• **Your goal**:
The answer must be an exact copy of the entries below, with no images in it.

• **Study material**:
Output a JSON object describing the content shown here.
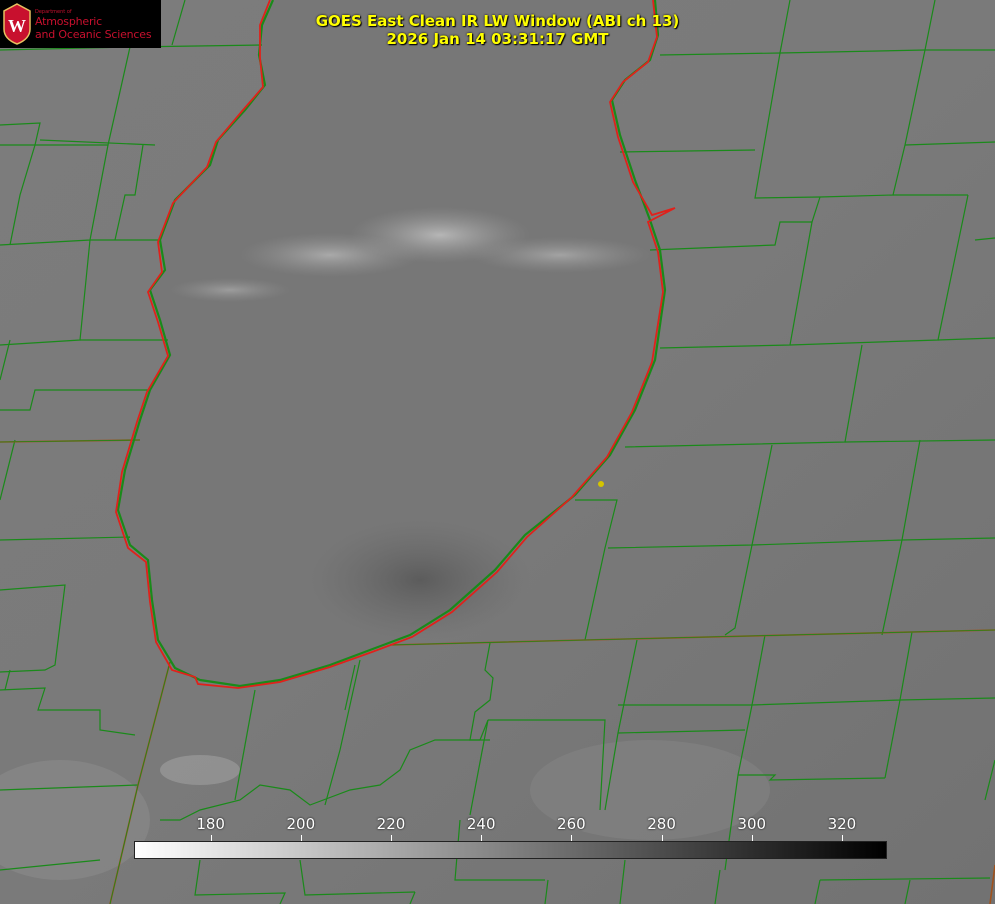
{
  "title": {
    "line1": "GOES East Clean IR LW Window (ABI ch 13)",
    "line2": "2026 Jan 14 03:31:17 GMT"
  },
  "logo": {
    "department": "Department of",
    "line1": "Atmospheric",
    "line2": "and Oceanic Sciences",
    "seal_letter": "W",
    "color": "#c8102e"
  },
  "colorbar": {
    "min": 163,
    "max": 330,
    "ticks": [
      "180",
      "200",
      "220",
      "240",
      "260",
      "280",
      "300",
      "320"
    ],
    "tick_values": [
      180,
      200,
      220,
      240,
      260,
      280,
      300,
      320
    ],
    "low_color": "#ffffff",
    "high_color": "#000000"
  },
  "colors": {
    "county_lines": "#1a8a1a",
    "state_lines": "#a0521d",
    "shoreline": "#e0211b",
    "marker": "#d4c400",
    "title_text": "#ffff00"
  }
}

• **Response**:
Output a JSON object describing the content shown here.
{
  "title": {
    "line1": "GOES East Clean IR LW Window (ABI ch 13)",
    "line2": "2026 Jan 14 03:31:17 GMT"
  },
  "logo": {
    "department": "Department of",
    "line1": "Atmospheric",
    "line2": "and Oceanic Sciences",
    "seal_letter": "W",
    "color": "#c8102e"
  },
  "colorbar": {
    "min": 163,
    "max": 330,
    "ticks": [
      "180",
      "200",
      "220",
      "240",
      "260",
      "280",
      "300",
      "320"
    ],
    "tick_values": [
      180,
      200,
      220,
      240,
      260,
      280,
      300,
      320
    ],
    "low_color": "#ffffff",
    "high_color": "#000000"
  },
  "colors": {
    "county_lines": "#1a8a1a",
    "state_lines": "#a0521d",
    "shoreline": "#e0211b",
    "marker": "#d4c400",
    "title_text": "#ffff00"
  }
}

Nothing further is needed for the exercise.